2021 was the first year that Paul Goldschmidt had a walk rate below 10%. It is impressive that the first baseman has consistently taken a high rate of walks throughout his 11 year career, but it possible that he has tweaked his approach to become more aggressive since joining the St. Louis Cardinals.
I say possible, because I am not yet sure if this is a permanent change. He has certainly become more aggressive since moving to St. Louis, but I don’t think that his days of having a double digit walk rate are over yet.
To begin with, the lower walk rate was driven by a much higher swing rate. The two highest swing rates of Goldschmidt’s career have come with St. Louis in 2019 (46.5%) and in 2021 (44.2%), so it does appear that he has tweaked his approach since joining the Cardinals. However, he has also seen significantly more pitches in the zone as a Cardinal. In fact, the two highest zone rates that he has seen in his career have come in 2019 (47.4%) and in 2021 (48.4%).
It seems that he may indeed be more aggressive, but that aggressiveness is tied to seeing better pitches to hit.
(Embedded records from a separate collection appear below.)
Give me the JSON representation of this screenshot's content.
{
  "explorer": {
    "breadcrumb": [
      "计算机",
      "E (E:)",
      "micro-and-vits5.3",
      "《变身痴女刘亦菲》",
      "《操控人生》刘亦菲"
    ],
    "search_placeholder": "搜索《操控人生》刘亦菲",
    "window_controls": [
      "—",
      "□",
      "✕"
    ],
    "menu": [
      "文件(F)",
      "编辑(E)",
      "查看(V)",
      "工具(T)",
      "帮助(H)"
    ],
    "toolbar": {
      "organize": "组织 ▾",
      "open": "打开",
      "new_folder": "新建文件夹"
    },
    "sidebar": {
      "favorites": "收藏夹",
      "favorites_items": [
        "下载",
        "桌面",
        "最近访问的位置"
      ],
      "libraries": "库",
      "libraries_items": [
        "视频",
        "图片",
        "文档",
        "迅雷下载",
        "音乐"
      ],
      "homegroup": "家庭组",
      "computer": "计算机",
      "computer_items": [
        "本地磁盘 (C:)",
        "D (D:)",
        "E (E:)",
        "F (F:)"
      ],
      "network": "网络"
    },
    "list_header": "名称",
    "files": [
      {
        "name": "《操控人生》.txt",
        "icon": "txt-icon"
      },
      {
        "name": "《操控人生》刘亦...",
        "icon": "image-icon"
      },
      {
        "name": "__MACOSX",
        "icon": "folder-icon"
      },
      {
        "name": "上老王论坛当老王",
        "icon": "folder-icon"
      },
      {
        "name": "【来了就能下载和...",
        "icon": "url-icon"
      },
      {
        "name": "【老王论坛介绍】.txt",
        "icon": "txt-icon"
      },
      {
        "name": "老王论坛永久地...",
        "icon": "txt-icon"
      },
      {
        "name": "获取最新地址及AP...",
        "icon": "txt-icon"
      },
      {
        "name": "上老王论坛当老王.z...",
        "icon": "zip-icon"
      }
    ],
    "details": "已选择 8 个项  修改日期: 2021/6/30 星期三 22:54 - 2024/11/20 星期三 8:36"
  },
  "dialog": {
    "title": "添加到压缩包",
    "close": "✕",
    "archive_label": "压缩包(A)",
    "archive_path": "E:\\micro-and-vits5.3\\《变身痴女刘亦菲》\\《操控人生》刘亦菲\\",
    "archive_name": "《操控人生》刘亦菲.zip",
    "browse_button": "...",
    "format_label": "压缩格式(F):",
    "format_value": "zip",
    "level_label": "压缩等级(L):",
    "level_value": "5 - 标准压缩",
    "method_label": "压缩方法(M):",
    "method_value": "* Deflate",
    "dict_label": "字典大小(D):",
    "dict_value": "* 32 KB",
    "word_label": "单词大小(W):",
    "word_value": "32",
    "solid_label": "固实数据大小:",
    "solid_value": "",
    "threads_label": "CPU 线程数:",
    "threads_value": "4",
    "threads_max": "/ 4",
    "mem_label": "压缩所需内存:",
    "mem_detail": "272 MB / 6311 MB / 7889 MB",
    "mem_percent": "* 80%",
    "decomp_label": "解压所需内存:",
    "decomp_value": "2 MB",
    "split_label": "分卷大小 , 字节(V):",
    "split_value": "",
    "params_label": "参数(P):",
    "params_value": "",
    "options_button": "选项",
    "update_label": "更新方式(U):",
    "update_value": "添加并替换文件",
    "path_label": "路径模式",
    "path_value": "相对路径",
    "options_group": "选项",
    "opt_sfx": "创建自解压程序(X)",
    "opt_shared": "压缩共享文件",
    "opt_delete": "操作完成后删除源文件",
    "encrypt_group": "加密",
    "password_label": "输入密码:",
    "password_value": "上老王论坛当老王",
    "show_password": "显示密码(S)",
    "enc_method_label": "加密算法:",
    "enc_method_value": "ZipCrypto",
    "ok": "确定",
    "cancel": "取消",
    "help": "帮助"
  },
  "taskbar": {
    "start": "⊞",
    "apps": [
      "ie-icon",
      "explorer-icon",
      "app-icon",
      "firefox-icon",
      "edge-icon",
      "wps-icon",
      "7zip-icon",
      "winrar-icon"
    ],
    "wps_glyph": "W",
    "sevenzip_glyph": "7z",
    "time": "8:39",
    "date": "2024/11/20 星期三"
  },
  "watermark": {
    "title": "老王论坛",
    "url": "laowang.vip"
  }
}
He has seen a higher percentage of pitches in the zone, so he has swung at more pitches. That is a reasonable thing to do, especially with how well Goldschmidt can hit the ball. Not only did he see more pitches in the zone in 2021, but he also saw more pitches over the heart of the plate. A tied for career low 40.3% of pitches that Goldschmidt faced were located on the edge of the plate. 2021 is the first season since 2015 that he has seen less than 42% of pitches on the edge.
With how pitchers pitched to Goldschmidt in 2021, it makes sense that he would have a career low walk rate. This begs the question - is it here to stay?
Goldschmidt has shown no signs of slowing down at the plate as his results on contact have still been lethal to opposing hurlers. In fact, his average exit velocity of 92.6 mph is a career high since Statcast began tracking in 2015. If he can continue to crush the ball, then swinging more and putting more balls in play might be a good approach for the 34-year-old.
There is an issue with this, though, as Goldschmidt increased his chase rate as much as he increased his swing rate on pitches inside the zone. The first baseman’s career average chase rate is 23.7%. In 2019, it was 28.2% and in 2021 it was 25.2%. It’s not like these are horrible figures. Neither of them are even above the league average of 28.3%. Still, they do mark a change for Goldschmidt during his time with the Cardinals.
The veteran still had a fine year at the plate despite this, posting a wRC+ of 138, which is just below his career average of 141, but it may be more difficult for Goldschmidt to maintain this approach as he ages since he may lose some bat speed.
It is difficult to tell if this more aggressive approach was a personal change or a team-led decision since Goldy’s aggression increased after joining the Cardinals. The most likely explanation may be a combination of a coaching decision and simply seeing more strikes.
It is important to note that Goldschmidt’s “aggressive” approach is still less aggressive than the average hitter. Even at his most aggressive, the first baseman still had a below average swing rate (league average is 47%).
It may actually benefit Goldschmidt to swing more, especially when he can still walk at a double digit rate. He seemed to find a balance between aggression and patience last season and it worked well for him. A career low strikeout rate also came as a result of Goldschmidt’s aggression. Both a career low walk rate and strikeout rate means a ton of balls put in play. Perhaps not coincidentally, Goldschmidt tallied a career high xwOBA.
It is interesting, though, that Goldschmidt’s second half walk rate (10.8%) was higher than his first half walk rate (9.1%). Perhaps 9% is too low for Goldschmidt, but there was also plenty of poor batted ball luck in the first half of his season. Still, it seems that a rate of about 10-11% is probably the baseline for Goldschmidt. This provides him a good blend of patience and plenty of contact.
It is impressive that the veteran was able to seamlessly shift from patience to more aggression (but still less than the normal hitter) and be productive with both approaches. I expect that Goldschmidt’s walk rate will increase next season since hitters are not likely to throw him as many pitches over the heart of the plate.
It is difficult to figure out how 2020 fits into this. It was a weird and short season so disregarding it may make the most sense. In 2020, Goldschmidt’s swing rate was closer to his Arizona days and his 16% walk rate was closer to his peak years with the Diamondbacks. Before 2021, it looked like the 60-game season may have marked a return to normal for Goldschmidt, but that was not the case.
It looks like Goldschmidt’s more aggressive approach is here to stay. The uptick in chase rate in 2019 and 2021 meant that he did more than just swing at the extra strikes that he saw last season - he made an effort to swing at more pitches in general. As long as he can hit continue to hit the ball as hard as he is used to, then this approach can work. A double digit walk rate should return for Goldy, and that is what Steamer has projected, but his days with a 14+% walk rate are probably gone.